Most struggling bank companies are clamoring for someone, anyone willing to help, but Patriot National Bancorp Inc. is sizing up its suitors.
The Stamford, Conn., company said Tuesday that it pushed back the closing of a $50 million investment from a group led by Michael Carrazza after it received a better, unsolicited offer from an unnamed party at the last minute. Carrazza is suing the company for breaching its letter of intent.
Industry observers are scratching their heads that the $980 million-asset Patriot was able to find even one willing investor, given its rapid credit-quality deterioration over the past year.
"I am puzzled," said Mike Heller, the president of the bank rating firm Veribanc Inc. "I don't understand how this institution can have not one, but two investors interested, when its problem loans are more than twice its total equity. I don't get it."
Carrazza would not discuss the matter. Patriot said he expressed his interest in acquiring a controlling stake earlier this year and signed a letter of intent with Patriot in late July, after a due diligence period during the "spring and summer."
The company said the $50 million investment would have been enough to keep it well capitalized. At the end of the second quarter, its Patriot National Bank was considered well capitalized, with a total risk-based capital ratio of 10.2%. However, given Patriot's credit quality, experts said the existing capital would likely be gobbled up quickly.
Patriot had nonaccruing loans of $126.1 million at midyear, making up 17.69% of total loans. By comparison, commercial banks of similar size in Connecticut reported 8.06% of their loans as noncurrent.
Patriot's problems are spread out among construction, commercial real estate and mortgages. Though the Northeast has remained stable compared with other regions, Heller said those are still weaker sectors anywhere. "It doesn't matter if they are in Connecticut, those are higher-risk loans."
Charles F. Howell, Patriot's president and chief executive, acknowledged the company's troubles but said they are not as bad as they may appear.
First, Howell said the average loan-to-value ratio of its construction portfolio is 56%, so while prices have dropped 20% to 25%, there is still some protection. Additionally, Patriot did not finance large tract developments. Instead, the company focused on one-off construction loans for high-end homes. "Too often, people are focused on the gross number of nonperformers, rather than the underlying collateral," Howell said.
The company did not charge off a single construction loan from its inception in 1994 until last year. But after the financial meltdown of September 2008, Wall Street bonuses dried up and "we didn't have the same universe of potential buyers," Howell said. The company expects its nonperformers to peak this quarter, he said.
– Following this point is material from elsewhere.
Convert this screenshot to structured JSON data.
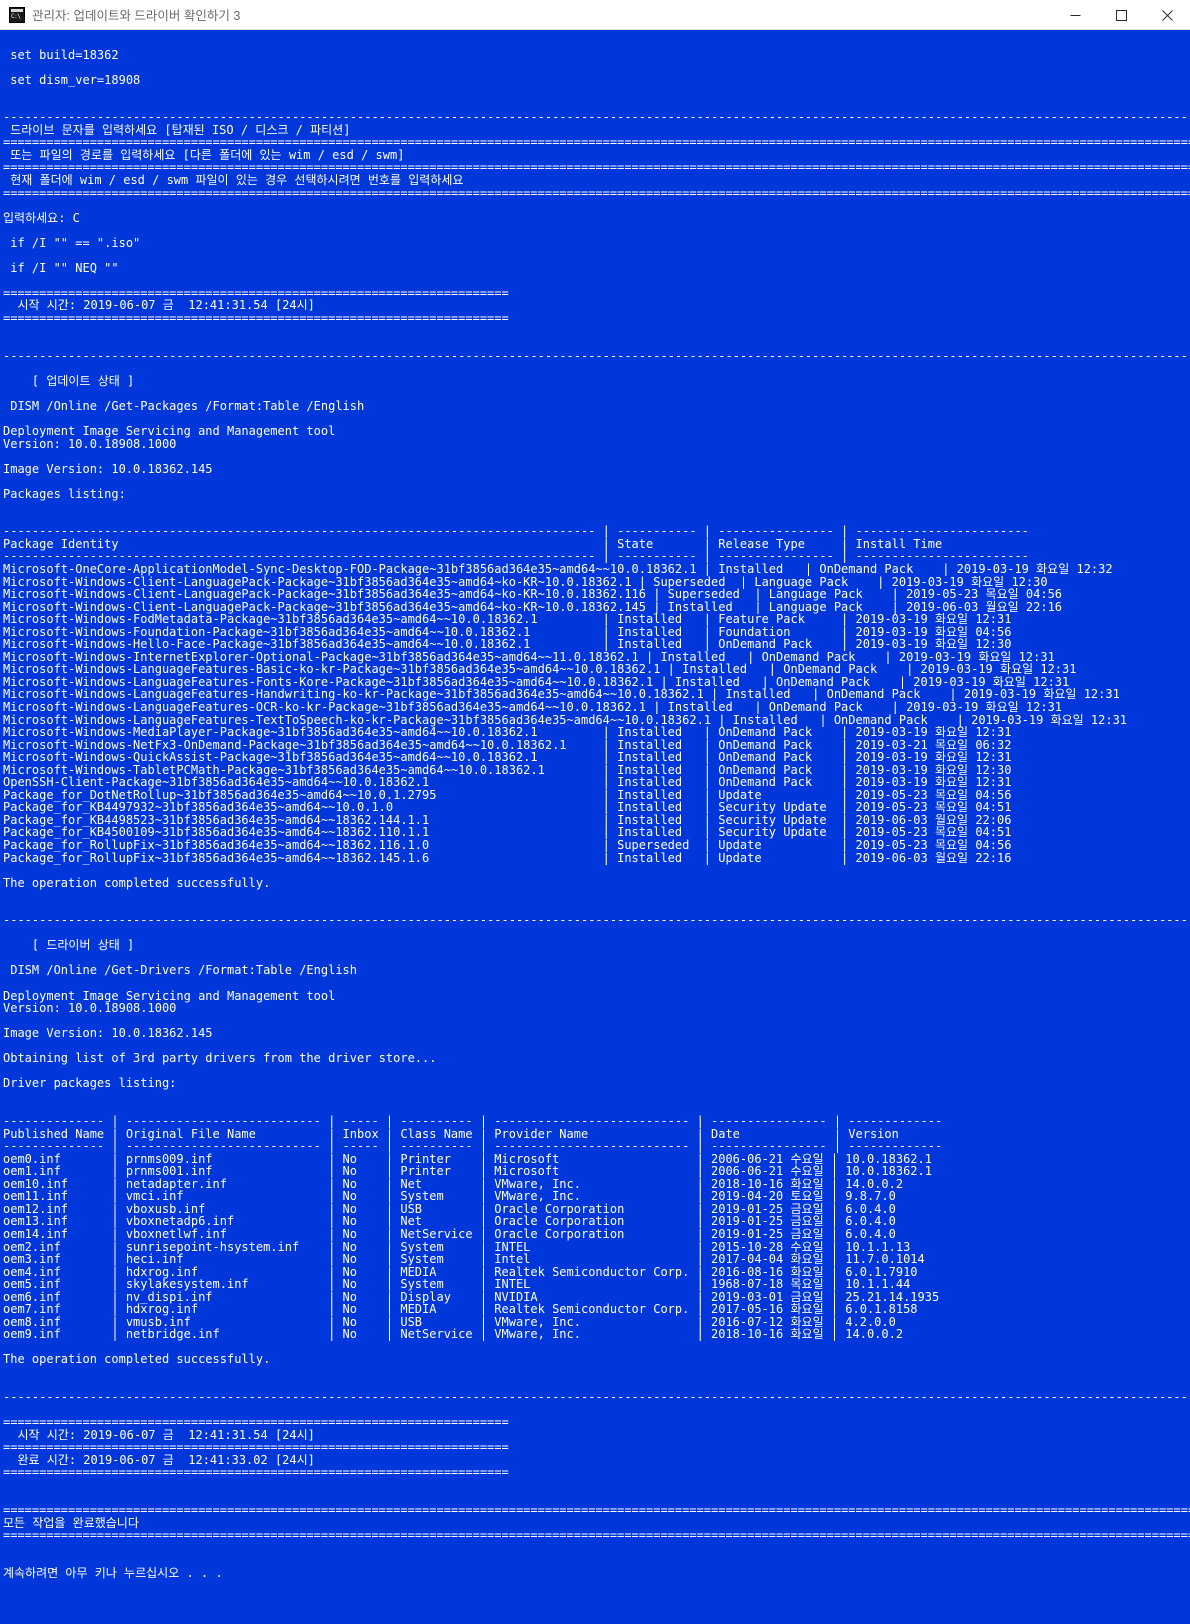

The one positive note that analysts saw was Patriot's deposit base. The bank has strong core funding, with brokered deposits accounting for just 6.5% of total deposits, according to Karen Dorway, the president of the bank rating agency BauerFinancial Inc. Still, her firm gave the bank its lowest rating, as did Heller's firm.
Carrazza is a longtime private-equity manager across various sectors. His recent endeavors include sponsoring the $320 million buyout of AmQuip Corp., a large crane rental business. It is unclear what convinced Carrazza to sign on, but the fact that he did is likely what attracted the other bidder, said Joseph Stieven, the president and founder of Stieven Capital Advisors LP in St. Louis.
"Sometimes, there is an element of high school dating in all of this," Stieven said. "When you don't have a date for the dance, you can't get one. Once you have a date, other people want to go with you."
Bidding wars are rare these days. In June, CNB Financial Corp. in Worcester, Mass., had three banks brawling. Though industry experts considered CNB a strong institution, at least one struggler has also been the object of a bidding war. In June, First Financial Bancorp of Cincinnati increased its bid by nearly a quarter, to $15.5 million, for 17 of Peoples Community Bancorp Inc.'s 19 branches, after the latter also received an unsolicited bid. (Regulators seized Peoples Community, of West Chester, Ohio, in July; First Financial bought the entire bank from the Federal Deposit Insurance Corp.)
Patriot said that on the evening of Sept. 30, the day it was expected to close the investment with Carrazza, another group made an offer for a "considerably higher price." That deal also called for a $50 million investment in return for a large controlling interest, but for fewer shares overall than Carrazza's offer, so the next day the company decided to entertain the second bid. Now it is determining which one is the winner.
Patriot said it views Carrazza's suit, filed with the State of Connecticut Superior Court in Stamford, as a way to discourage other investors, even though the company said it is still open to a transaction with him and his team.